- An adult dog in the prime of life will chew more aggressively. This can mean they break their chew into large pieces and increase their risk of choking.
Dogs that chew more softly also chew more safely. This is because the rawhide breaks down into safer, bite-size pieces.
Do not give a rawhide treat to a dog who is less than six months old.
The American Kennel Club says that choosing a small treat for a small dog means it is more manageable for them. Any potential health risks decline when you choose the right size treat for your dog.
Observation is the best way to reduce the dangers of rawhide.
If you notice your dog is chewing a small piece of rawhide that he could easily swallow, it is a good idea to take it away. If your pet swallows these pieces, they could soon become stuck in your dog’s throat.
If you have more than one dog, give them their rawhide treats at the same time. If your dogs are in competition, they are likely to bolt their rawhide treats as quickly as possible. This could lead to choking.
Every dog owner should know the warning signs that your dog is choking.
If you notice he is unable to swallow, this could mean he has something stuck in his throat. Other signs to watch out for include pawing at the mouth and excessive drooling.
Is Rawhide Good For Dogs?
The main argument for chewing rawhide are the dental benefits.

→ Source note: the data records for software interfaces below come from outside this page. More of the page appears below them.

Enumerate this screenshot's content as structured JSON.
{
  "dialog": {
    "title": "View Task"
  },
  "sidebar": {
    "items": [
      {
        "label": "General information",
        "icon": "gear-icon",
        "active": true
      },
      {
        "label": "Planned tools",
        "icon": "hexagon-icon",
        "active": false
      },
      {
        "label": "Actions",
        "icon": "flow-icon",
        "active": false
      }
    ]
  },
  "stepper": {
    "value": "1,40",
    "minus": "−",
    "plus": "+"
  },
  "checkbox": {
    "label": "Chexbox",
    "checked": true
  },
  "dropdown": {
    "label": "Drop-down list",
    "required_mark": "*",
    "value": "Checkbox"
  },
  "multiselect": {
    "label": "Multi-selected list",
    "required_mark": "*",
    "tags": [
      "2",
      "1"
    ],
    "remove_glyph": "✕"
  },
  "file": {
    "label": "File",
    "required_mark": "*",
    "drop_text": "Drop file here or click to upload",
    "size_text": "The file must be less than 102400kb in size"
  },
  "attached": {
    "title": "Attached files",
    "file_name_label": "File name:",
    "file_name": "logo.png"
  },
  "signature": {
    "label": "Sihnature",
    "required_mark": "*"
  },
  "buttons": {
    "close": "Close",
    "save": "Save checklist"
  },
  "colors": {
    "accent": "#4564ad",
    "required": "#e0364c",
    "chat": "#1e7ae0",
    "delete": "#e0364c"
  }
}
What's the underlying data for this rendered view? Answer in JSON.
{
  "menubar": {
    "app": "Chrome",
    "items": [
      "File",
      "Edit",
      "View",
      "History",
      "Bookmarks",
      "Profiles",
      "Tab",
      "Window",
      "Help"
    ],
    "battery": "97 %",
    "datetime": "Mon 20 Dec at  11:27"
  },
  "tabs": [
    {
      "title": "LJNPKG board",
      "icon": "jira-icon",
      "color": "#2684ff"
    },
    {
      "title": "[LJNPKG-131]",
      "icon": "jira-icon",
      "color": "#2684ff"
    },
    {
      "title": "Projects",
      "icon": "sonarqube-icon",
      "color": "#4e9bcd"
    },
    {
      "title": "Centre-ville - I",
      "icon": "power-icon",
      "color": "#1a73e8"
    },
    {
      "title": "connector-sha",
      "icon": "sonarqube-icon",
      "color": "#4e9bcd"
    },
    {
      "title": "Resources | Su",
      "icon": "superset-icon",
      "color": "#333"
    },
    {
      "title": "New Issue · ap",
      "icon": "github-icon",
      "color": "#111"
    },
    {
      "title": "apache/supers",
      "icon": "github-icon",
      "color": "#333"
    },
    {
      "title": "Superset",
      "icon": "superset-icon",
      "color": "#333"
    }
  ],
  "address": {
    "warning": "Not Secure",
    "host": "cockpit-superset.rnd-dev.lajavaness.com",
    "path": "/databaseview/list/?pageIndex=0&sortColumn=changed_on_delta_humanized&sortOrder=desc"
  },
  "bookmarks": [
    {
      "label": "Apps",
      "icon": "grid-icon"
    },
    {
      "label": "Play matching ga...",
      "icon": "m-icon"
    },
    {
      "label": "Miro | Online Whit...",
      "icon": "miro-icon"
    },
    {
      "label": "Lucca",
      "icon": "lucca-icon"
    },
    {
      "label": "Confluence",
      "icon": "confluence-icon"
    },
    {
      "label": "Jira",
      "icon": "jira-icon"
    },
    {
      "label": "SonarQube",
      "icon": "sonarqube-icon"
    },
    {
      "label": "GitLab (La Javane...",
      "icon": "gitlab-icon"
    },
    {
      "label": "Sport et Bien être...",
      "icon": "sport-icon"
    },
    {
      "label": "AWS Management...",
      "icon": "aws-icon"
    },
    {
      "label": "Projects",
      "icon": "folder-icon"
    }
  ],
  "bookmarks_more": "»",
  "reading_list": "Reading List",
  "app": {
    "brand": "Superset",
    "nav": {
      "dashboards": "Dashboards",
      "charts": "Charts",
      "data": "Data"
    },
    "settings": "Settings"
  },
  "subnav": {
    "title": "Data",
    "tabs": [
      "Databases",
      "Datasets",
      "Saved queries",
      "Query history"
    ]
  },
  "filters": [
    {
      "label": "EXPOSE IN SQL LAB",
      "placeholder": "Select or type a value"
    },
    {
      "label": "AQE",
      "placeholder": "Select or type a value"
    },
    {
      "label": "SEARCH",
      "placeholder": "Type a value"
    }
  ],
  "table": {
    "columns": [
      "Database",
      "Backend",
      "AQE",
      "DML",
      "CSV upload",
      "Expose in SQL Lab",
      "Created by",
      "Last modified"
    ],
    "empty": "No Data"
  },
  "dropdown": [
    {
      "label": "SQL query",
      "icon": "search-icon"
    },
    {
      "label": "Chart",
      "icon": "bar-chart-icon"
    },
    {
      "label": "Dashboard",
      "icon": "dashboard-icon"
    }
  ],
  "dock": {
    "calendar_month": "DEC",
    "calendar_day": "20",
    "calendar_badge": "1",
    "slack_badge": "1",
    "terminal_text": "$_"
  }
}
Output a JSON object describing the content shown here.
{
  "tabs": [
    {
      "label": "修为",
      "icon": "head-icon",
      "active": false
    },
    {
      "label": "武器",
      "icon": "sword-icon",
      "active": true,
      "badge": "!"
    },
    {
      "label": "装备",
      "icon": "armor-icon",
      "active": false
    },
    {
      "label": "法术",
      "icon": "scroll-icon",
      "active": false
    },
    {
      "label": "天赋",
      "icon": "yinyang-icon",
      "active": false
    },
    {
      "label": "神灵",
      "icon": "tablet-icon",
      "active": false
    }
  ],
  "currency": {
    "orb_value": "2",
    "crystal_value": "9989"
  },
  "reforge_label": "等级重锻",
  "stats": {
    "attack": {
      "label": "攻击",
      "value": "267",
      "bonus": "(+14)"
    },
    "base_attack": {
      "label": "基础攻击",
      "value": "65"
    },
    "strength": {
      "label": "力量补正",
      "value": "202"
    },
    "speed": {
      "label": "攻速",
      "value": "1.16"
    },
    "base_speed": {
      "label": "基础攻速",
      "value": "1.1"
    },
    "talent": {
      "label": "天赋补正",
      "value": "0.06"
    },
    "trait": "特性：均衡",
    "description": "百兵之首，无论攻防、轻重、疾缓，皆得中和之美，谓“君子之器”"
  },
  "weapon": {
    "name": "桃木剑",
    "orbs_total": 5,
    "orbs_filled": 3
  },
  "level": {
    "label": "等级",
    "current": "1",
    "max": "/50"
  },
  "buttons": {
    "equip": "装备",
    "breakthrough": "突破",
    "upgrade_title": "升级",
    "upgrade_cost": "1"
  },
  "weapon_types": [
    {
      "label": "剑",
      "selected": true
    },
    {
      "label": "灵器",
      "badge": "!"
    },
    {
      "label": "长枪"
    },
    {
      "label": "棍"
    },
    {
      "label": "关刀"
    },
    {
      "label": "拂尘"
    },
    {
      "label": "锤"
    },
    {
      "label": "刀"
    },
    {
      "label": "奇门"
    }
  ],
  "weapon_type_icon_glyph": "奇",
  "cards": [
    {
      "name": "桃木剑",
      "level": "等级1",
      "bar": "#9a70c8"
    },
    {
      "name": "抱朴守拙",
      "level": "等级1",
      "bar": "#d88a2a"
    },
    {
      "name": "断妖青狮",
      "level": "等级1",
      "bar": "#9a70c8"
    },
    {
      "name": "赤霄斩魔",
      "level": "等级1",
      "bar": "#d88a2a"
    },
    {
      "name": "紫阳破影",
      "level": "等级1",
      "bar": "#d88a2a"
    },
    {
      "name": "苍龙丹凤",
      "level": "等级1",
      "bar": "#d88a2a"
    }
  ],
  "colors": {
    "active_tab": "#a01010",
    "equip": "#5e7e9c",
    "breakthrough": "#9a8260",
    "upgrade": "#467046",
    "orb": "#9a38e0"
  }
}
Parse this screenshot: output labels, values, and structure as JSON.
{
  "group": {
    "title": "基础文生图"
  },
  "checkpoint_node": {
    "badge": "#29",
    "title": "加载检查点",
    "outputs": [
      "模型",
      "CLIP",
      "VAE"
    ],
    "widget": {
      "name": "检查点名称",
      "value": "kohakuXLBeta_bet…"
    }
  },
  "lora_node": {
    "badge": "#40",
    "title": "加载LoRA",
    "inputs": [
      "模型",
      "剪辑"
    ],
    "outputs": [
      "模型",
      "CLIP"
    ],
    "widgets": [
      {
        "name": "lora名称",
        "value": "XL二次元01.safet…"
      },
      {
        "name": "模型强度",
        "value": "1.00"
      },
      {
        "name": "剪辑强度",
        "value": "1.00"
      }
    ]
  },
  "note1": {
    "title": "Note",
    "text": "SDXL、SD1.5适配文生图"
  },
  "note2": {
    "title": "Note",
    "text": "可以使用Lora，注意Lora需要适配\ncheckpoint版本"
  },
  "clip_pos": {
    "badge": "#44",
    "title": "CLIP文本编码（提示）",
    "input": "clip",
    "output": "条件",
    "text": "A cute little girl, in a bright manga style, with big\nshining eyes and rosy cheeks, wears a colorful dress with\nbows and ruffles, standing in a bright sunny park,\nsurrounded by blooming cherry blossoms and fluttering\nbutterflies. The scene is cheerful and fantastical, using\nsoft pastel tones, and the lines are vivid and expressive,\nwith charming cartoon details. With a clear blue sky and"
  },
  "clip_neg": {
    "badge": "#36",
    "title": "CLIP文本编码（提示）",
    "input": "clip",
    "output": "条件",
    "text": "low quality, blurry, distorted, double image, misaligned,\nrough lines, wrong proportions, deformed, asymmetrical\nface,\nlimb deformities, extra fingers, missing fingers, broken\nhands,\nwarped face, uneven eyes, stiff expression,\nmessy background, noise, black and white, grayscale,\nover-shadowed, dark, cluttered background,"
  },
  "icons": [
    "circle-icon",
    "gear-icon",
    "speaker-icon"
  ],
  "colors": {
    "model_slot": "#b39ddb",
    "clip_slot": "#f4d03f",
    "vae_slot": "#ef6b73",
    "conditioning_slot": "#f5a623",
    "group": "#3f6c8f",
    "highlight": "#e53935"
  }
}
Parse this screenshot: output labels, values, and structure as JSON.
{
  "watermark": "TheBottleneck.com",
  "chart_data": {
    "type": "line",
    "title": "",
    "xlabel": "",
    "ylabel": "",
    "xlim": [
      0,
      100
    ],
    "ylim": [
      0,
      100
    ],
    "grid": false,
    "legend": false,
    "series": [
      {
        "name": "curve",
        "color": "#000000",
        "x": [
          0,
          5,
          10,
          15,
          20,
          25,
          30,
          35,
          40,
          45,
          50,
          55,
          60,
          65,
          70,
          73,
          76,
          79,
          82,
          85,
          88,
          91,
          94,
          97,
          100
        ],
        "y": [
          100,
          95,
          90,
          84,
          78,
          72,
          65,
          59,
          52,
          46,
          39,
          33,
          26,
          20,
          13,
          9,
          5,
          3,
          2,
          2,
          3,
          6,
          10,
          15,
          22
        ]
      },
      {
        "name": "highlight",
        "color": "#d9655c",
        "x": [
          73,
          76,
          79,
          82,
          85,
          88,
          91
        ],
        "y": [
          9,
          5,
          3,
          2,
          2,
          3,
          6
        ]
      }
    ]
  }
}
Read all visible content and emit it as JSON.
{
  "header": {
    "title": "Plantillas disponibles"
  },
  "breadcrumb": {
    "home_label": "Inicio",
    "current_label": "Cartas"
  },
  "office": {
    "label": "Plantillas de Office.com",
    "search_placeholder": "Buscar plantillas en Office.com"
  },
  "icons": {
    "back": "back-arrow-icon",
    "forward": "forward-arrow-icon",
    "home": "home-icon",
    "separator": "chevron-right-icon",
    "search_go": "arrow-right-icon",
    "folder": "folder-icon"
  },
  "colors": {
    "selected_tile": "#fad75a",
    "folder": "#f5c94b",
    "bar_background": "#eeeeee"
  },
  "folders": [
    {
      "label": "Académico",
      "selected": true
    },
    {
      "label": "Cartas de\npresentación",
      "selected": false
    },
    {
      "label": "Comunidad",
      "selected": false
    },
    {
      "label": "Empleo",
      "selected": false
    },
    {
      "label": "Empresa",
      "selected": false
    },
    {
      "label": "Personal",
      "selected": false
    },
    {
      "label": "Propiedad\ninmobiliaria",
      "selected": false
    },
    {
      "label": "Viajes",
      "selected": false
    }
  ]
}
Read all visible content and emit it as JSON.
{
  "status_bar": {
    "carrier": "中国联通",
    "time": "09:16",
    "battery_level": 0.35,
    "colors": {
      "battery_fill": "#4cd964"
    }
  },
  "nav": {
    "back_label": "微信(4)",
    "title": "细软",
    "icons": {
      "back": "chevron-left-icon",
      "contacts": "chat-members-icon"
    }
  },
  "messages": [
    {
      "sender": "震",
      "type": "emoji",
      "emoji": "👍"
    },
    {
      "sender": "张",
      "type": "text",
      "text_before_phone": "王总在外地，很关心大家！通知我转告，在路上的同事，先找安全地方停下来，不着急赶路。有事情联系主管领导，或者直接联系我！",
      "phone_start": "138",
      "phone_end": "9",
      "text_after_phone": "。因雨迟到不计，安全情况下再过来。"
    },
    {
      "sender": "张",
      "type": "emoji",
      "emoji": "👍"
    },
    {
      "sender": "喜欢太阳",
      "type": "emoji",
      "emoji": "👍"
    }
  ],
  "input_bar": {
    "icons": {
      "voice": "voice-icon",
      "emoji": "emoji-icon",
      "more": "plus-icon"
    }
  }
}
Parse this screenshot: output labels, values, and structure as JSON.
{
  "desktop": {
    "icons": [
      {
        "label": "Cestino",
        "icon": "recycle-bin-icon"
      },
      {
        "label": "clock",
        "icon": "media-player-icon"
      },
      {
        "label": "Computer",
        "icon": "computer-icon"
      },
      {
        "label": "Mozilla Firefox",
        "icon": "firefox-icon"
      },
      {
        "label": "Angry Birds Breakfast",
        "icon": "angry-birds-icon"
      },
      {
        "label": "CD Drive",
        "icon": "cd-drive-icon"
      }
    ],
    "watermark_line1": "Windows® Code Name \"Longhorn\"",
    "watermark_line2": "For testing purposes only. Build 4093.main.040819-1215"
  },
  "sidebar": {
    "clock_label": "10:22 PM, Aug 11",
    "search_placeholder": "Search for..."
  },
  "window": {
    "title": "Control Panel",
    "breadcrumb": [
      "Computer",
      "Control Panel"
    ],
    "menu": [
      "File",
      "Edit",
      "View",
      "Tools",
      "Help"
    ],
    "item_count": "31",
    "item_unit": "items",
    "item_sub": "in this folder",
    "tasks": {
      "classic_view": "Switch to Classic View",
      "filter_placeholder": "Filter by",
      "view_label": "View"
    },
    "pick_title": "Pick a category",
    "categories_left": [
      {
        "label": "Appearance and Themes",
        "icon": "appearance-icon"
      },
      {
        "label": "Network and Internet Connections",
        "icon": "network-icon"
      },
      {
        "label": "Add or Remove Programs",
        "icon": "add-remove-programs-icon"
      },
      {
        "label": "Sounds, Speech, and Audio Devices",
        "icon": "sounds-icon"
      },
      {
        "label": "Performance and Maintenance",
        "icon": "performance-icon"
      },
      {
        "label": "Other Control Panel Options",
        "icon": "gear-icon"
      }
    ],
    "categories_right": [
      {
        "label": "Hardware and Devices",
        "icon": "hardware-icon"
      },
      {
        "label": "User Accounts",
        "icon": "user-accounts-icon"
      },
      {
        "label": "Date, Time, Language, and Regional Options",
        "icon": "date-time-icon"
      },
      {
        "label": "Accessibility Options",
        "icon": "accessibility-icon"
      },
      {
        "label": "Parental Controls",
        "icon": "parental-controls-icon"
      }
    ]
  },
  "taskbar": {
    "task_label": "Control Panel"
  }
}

Some say that chewing rawhide is a useful addition to your dog’s dental routine because it can help clean your dog’s teeth.
The chewing action required by these hard treats help to remove plaque and tartar from your dog’s teeth. The treats can also help to keep your dog’s breath fresh. It is also said that rawhide treats are good for puppies who are teething.
Dog owners often give their dogs a rawhide chew, so they are less tempted to chew shoes or the couch!
The chewing instinct is natural for dogs. If your dog has a treat to chew on, he will be less anxious. Chewing for long periods of time is stimulating for dogs. Young dogs and puppies must have something to chew on to keep them happy.
Some say that giving your dog a rawhide treat gives him a way to focus his instinctive desire to chew. Having a treat to chew means he has less time and inclination to destroy your belongings.
There are limits to the dental benefits of rawhide. Vets say that to start with, rawhide is hard. So as dogs chew, their teeth get scrubbed clean. But soon, the consistency changes. The rawhide becomes soft and slimy. Dog’s will usually continue to chew the rawhide once it has softened. But from this point, the rawhide is no longer cleaning your dog’s teeth. There is also a greater danger of intestinal blockages.
Carrots give your dog plenty of chewing-action. They are rich in vitamins and low in calories. Also, freezing your carrots will make them last a lot longer. Large uncooked bones are very nutritious and sweet potatoes are good for digestion. These chewable treats are healthy, but you still need to watch your dog while he is chewing.
Rawhide does not digest like regular dog food. It can actually swell up in a dog’s stomach and is even more difficult to pass through the bowel. And if your dog doesn’t chew their rawhide treat into small pieces, it could damage the bowel.